Smolensk is much older than Moscow: it is first mentioned in manuscripts in the year 863, making it closer in age to Kiev and Novgorod, the earliest Russian towns. The oldest buildings in Smolensk are the Churches of Saints Peter and Paul (1146), of John the Theologian (1173-1176) and of Mikhail Archangel (1180-1197). The most important religious artifact in the city is the Icon of the Holy Mother of Smolensk, which is considered to have supernatural healing powers by Russian Orthodox believers. With a population of 350,000. Smolensk definitely deserves to be seen and appreciated. Many tourists traveling back to the West in their cars from Russia will be sure to stop there.
The Volga is referred to as “Russia’s Main Street” and is one of the country’s main symbols, as one can gather from the old song: â€œVolga, Volga, mother of mine!â€ The Volga, spanning 3,530 kilometres, is the longest river in Europe. The first scientist who described and outlined the river on a map was Claudius Ptolomeus (90-160), an ancient Greek astronomer.

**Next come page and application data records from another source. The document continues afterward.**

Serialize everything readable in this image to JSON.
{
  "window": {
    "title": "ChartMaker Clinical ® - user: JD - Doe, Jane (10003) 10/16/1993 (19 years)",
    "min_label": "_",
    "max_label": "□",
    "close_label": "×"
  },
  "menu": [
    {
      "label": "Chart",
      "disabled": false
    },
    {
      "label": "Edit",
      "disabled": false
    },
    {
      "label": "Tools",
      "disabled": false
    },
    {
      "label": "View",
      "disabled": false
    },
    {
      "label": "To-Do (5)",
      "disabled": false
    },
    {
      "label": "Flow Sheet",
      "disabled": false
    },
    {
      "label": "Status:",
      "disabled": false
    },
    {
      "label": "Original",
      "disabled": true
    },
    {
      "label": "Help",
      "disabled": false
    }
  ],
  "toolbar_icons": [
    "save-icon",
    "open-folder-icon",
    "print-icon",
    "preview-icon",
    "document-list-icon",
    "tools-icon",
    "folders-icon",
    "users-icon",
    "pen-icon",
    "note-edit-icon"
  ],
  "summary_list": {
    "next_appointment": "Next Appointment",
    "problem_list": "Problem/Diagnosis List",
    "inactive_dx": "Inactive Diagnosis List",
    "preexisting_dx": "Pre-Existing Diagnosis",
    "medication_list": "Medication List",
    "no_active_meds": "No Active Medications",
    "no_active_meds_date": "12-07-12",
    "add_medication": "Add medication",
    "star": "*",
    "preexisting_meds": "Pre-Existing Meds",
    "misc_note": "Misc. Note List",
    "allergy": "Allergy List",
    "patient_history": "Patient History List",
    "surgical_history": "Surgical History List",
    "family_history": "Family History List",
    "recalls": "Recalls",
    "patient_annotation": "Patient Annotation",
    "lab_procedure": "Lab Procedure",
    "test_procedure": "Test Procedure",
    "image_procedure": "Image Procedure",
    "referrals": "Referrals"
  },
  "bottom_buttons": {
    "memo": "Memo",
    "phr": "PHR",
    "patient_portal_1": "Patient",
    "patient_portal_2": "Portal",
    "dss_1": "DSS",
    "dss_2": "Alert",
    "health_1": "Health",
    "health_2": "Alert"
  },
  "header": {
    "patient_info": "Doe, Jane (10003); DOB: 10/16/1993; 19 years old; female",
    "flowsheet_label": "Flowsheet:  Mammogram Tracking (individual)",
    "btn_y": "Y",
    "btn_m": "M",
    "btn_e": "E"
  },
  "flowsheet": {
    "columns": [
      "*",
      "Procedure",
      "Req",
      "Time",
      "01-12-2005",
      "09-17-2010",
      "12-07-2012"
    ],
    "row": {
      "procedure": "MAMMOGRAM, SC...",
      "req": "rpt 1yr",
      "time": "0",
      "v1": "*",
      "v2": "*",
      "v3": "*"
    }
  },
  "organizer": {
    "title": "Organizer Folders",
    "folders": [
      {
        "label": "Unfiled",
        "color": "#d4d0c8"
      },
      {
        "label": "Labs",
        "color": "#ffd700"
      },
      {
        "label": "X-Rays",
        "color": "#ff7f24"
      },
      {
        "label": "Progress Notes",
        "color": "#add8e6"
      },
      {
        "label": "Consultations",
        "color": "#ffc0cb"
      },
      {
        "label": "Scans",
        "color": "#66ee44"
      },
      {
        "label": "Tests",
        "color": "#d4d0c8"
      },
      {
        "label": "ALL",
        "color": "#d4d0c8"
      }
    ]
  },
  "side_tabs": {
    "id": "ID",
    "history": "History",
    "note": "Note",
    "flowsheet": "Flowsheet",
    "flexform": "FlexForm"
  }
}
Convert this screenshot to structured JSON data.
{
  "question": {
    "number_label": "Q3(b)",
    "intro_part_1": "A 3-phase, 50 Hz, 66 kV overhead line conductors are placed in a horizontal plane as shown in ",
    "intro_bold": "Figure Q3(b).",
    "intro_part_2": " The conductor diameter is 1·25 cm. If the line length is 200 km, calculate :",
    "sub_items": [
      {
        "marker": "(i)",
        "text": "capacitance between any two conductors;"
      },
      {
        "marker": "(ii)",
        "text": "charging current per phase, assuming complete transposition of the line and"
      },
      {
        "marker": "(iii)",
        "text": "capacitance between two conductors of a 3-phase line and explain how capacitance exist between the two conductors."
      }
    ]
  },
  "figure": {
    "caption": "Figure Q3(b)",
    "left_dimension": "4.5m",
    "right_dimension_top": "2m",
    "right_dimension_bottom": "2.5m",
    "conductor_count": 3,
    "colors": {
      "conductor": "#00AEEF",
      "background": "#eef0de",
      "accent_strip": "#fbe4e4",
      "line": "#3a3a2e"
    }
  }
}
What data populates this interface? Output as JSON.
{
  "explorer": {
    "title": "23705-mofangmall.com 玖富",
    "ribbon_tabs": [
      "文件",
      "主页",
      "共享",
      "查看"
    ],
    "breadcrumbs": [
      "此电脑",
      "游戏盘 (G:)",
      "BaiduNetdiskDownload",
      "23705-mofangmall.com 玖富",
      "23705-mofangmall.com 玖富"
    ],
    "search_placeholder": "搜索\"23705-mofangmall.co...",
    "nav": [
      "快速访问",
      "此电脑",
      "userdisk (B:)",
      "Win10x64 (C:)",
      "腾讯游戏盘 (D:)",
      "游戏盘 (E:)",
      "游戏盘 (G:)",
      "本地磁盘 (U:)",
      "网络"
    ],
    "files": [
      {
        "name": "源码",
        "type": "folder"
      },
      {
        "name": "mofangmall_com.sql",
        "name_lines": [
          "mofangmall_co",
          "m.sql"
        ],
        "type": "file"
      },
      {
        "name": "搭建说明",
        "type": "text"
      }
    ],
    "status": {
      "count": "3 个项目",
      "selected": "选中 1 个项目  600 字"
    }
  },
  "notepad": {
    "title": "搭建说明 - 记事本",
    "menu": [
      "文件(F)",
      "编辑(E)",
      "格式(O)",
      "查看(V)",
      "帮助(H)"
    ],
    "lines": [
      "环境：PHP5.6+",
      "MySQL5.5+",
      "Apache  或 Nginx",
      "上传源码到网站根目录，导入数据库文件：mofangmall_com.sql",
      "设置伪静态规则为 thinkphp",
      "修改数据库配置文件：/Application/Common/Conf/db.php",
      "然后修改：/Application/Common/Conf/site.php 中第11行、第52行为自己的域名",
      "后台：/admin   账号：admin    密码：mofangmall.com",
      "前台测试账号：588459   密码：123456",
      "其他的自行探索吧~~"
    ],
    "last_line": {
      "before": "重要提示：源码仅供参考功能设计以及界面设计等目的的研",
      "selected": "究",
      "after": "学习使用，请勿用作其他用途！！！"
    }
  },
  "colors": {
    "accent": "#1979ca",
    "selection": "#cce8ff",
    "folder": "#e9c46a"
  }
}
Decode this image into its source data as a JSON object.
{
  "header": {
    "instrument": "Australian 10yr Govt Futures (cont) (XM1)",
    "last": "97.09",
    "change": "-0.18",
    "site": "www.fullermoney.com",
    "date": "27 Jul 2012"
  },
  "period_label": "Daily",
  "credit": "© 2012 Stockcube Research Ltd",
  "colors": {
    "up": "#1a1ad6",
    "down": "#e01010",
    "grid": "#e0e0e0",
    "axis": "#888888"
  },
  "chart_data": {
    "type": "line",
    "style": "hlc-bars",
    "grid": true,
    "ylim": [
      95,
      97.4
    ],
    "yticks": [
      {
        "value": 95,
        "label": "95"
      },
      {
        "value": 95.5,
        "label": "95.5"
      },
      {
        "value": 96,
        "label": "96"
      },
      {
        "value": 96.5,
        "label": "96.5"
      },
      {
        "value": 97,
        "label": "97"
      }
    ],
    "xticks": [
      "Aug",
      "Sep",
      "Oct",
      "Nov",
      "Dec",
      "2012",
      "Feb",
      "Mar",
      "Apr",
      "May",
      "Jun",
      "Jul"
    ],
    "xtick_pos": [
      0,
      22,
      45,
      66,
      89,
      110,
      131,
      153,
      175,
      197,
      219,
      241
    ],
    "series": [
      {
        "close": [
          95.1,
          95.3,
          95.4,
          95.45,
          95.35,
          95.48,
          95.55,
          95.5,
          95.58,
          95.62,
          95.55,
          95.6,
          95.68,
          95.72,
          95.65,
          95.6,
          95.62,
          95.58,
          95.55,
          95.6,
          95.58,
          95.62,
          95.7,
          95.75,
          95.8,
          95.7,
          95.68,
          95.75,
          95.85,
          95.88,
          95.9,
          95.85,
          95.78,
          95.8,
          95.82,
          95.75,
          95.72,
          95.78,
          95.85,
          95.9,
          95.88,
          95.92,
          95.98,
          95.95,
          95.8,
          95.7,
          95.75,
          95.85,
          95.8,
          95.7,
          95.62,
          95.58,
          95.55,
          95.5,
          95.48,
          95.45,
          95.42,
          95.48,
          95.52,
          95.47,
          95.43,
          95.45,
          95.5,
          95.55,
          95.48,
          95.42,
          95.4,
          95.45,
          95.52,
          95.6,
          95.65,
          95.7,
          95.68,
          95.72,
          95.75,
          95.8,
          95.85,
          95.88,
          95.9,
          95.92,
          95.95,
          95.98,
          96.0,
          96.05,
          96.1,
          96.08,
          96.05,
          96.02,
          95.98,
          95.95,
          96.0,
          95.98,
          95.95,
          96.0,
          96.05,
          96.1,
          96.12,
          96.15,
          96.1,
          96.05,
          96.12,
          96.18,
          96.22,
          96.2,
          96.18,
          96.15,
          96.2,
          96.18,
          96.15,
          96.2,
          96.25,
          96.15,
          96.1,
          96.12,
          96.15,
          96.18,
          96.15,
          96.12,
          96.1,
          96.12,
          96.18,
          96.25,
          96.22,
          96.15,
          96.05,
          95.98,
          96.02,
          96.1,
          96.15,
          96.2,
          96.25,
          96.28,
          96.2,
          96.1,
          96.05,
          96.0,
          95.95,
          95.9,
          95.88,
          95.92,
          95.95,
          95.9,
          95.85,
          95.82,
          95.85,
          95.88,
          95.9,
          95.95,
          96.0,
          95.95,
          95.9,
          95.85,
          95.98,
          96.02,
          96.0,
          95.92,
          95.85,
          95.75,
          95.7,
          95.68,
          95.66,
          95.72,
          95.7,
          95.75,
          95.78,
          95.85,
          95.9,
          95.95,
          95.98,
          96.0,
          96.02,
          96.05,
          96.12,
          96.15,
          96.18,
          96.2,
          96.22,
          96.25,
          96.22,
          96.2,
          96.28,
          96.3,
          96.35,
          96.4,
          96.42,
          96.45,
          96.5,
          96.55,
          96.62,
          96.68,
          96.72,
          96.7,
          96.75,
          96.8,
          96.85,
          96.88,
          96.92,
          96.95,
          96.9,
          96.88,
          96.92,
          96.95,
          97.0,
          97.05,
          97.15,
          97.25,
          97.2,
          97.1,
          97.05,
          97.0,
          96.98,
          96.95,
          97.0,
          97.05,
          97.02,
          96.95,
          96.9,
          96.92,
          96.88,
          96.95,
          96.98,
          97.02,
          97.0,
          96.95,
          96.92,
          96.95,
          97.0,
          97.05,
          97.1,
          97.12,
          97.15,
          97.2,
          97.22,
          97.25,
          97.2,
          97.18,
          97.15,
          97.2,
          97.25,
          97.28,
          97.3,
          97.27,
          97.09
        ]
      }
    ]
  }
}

The Volga is a great water and tourist route taking its source in the very heart of Russia and extending through the whole central part of the country southward where it empties into the Caspian Sea (the world’s largest lake), thus forming a delta of about 800 smaller tributaries. A system of canals connects the Volga with the Baltic, White and Azov seas, as well as with Moscow and St. Petersburg, Russiaâ€™s largest cities.
The exact location of the Volga’s source was discovered as early as the 17th century Official documents of olden times state that the Volga is an underground spring that becomes a swamp, comes out of the earth from under a birch-tree and flows into Volgo Lake. It was Tsar Alexei Mikhailovich (the father of Peter the Great) who gave the order that the Upper Volga Monastery of the Transfiguration of the Saviour, founded in 1649, should be erected at the Volga’s source, which was recognized as a sacred site. The red-stone Cathedral of St. Olga stands there today. The first symbolic bridge across the Volga is as close as several dozen feet from the river source, though a child can easily jump across it. This amazing place is a Mecca for tourists making pilgrimages with whole families, so that parents can show the miraculous site to their children.
Seligher Lake, one of the most famous tourist sites in Central Russia, is situated several kilometers away from the Volga’s source. It is the biggest body of water of its kind in a region of numerous criss-crossing channels and currents that stretch southward for over 100 kilometres. The Seligher has over 160 islands and 110 tributaries. The lake shores are surrounded with larch and pine forest, and the glades that line the forest make excellent camping sites. In summer, fishermen’s and canoe riders’ tents can be seen on the islands and all along the sore of the lake. Every June, the water warms up to a minimum temperature of 20 C. The Seligher is a fishermanâ€™s paradise both in summer and winter. About 30 species of fish dwell here, from zanders and breams to vendaces and eels, which have been bread here since the 1950s. The surrounding forests are full of blueberries, foxberries, wild strawberries and mushrooms ripe for the picking.